Amazing Kids! Magazine

Groundhog Day – an Interesting Holiday that Predicts the Weather

By Sean Traynor, Editorial Adviser and Contributing Writer

 

Groundhog Day is a holiday known by most everyone in the United States but celebrated mainly in New York and Pennsylvania on February 2.  The belief says that if a groundhog emerges from its burrow on this day and fails to see its shadow because the weather is cloudy, spring will come early. If the groundhog sees its shadow, it will return into its burrow, and winter will continue for 6 more weeks. If you are in the United States on this day and listen to the weather report, you will hear reporters in every state talking about the groundhog sightings.

The groundhog is a rodent that belongs to the group of large ground squirrels. It is also known as a woodchuck, whistle pig or marmot.

So how did this theory come about?  One of the first known references to this belief can be found in a Pennsylvania storekeeper’s diary on February 4, 1841: “Last Tuesday, the 2nd, was Candlemas Day, the day on which, according to the Germans, the Groundhog peeps out of his winter quarters and if he sees his shadow he pops back for another six weeks nap, but if the day be cloudy he remains out, as the weather is to be moderate.”

The German immigrants known as Pennsylvania Dutch brought the tradition to America in the 18th century. They had once regarded the badger as the winter-spring barometer. The job was given to the groundhog once their Candlemas traditions were transferred to the U.S.

You can see this belief in the Scottish poem that came from Candelmas Day. Candlemas commemorates the ritual purification of Mary, 40 days after the birth of Jesus, also known as Purification of the Virgin or the Presentation. (author unknown)

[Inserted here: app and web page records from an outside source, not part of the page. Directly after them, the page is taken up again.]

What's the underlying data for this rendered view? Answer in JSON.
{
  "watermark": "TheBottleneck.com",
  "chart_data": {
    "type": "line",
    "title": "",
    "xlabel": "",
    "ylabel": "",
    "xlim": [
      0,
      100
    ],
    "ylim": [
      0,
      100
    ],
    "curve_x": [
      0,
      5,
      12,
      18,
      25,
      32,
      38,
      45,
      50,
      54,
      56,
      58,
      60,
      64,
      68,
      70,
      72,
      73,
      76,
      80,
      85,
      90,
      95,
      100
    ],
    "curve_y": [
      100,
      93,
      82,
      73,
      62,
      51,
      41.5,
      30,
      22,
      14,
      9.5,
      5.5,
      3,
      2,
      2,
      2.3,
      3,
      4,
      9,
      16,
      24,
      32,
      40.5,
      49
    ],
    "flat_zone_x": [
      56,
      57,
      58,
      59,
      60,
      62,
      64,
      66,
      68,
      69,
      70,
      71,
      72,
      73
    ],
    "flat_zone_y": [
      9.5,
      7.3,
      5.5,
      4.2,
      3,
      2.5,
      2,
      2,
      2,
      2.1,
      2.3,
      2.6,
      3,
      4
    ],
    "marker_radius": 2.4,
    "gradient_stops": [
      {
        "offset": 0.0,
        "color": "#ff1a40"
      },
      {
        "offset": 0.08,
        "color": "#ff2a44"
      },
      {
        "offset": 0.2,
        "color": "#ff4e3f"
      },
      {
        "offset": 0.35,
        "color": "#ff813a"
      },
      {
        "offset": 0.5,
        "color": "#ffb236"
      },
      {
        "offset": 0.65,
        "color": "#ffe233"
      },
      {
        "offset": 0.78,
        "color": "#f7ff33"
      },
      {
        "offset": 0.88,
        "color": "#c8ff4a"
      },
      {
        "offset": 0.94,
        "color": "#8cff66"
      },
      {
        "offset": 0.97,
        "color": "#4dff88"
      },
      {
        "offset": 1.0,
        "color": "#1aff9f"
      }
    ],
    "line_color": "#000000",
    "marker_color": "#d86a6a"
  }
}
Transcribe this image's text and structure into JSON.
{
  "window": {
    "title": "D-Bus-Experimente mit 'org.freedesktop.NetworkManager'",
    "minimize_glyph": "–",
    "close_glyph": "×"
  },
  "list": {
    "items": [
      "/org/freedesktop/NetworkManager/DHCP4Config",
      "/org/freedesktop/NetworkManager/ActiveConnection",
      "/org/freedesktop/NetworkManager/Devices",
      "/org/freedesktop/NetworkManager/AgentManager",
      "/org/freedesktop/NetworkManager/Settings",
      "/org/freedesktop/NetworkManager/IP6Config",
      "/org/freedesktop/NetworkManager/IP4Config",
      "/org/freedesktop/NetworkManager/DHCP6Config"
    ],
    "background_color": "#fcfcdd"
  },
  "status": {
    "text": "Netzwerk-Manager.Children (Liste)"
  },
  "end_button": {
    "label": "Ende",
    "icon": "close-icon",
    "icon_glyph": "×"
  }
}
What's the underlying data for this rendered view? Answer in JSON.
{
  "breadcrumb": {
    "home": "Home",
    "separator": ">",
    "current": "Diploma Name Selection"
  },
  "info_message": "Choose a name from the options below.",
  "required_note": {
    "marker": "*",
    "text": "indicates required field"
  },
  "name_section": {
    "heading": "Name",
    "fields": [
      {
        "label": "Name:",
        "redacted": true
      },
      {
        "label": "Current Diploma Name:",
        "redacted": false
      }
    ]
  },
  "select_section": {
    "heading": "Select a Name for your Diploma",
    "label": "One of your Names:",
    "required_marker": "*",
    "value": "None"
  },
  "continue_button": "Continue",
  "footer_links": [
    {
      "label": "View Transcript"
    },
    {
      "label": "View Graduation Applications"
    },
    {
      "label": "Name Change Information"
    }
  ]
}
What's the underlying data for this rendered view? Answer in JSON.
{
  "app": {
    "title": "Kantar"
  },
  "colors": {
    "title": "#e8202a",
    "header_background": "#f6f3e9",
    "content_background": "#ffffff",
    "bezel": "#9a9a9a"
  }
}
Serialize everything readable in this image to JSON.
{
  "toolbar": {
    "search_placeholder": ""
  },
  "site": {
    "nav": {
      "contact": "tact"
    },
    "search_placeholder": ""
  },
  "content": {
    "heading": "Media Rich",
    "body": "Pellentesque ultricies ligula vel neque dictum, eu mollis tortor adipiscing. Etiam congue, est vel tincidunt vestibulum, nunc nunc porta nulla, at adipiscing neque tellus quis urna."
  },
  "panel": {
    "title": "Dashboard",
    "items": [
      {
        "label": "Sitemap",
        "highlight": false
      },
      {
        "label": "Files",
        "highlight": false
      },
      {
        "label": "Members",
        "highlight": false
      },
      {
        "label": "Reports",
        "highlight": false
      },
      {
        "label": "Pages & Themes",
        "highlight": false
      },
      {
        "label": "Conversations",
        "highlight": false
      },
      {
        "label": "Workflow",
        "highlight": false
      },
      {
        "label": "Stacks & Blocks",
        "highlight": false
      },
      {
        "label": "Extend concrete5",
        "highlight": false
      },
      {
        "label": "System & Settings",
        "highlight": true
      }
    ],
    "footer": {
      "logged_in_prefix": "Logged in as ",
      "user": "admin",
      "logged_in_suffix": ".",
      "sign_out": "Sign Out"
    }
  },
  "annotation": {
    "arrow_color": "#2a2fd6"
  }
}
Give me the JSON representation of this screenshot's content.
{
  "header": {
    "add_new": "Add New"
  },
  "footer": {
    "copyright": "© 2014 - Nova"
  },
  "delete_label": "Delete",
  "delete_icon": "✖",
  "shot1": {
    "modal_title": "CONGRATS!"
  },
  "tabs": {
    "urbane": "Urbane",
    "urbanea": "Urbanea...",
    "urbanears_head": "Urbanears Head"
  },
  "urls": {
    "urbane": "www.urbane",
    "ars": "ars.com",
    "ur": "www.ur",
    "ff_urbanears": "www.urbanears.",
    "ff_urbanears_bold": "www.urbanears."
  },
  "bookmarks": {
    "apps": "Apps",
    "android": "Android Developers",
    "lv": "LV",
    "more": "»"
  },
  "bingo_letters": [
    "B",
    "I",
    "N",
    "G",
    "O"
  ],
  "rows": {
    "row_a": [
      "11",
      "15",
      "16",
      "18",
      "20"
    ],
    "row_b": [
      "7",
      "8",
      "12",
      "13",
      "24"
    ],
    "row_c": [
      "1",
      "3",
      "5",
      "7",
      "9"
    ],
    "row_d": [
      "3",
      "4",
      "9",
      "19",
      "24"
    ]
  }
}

As the light grows longer

The cold grows stronger

If Candlemas be fair and bright

Winter will have another flight

If Candlemas be cloud and snow

Winter will be gone and not come again

A farmer should on Candlemas day

Have half his corn and half his hay

On Candlemas day if thorns hang a drop

You can be sure of a good pea crop

Some people believe that it may have been started because of its association with the Gregorian calendar. The additional six weeks of winter if the groundhog saw his shadow was because of the original date for the date of the equinox (first day of spring) under the Julian calendar, before it was moved with the adoption of the Gregorian calendar. Since the original Groundhog Day would have been six weeks of winter before the first day of spring and the calendar had been moved by those 4 or 5 days on the Julian calendar, the six more weeks of winter or 42 more days of winter would have been the same. Some people believe this was their version of a joke.

Others maintain that the belief stemmed from the conflict between the two calendar systems. Some marked the change of season at cross-quarter days when daylight first begins. Other thought that Spring did not begin until the length of daylight overtook night at the Vernal Equinox. The groundhog was introduced to settle the differences to allow for spring to begin at first daylight sometimes and the Vernal Equinox at other times.

Modern celebrations of this holiday include early morning festivals where crowds gather to watch the groundhog emerge from its burrow. In southeastern Pennsylvania, their celebrations include skits, plays and food. The largest Groundhog Day celebration is held in Punxsutawney, Pennsylvania, where they have been observing this holiday since 1886. Crowds of more than 40,000 participate in the festivities. “Punxsutawney Phil” as the groundhog is called, is pulled from his den by his keepers, who are dressed in tuxedos. Phil then whispers his weather prediction into the ear of his keeper, who then announces it to the crowd. You can also find sizable celebrations outside Pennsylvania in states of New York, Maryland, Ohio, Virginia, Illinois, Texas and Georgia. Celebrations also occur in Wiarton, Ontario, and Shubenacadie, Nova Scotia, in Canada.

So if you want to predict the weather, wait for February 2nd and find the burrow of a groundhog in the early morning. If he comes out and sees his shadow, bundle up for the next six weeks.

One comment

  1. very good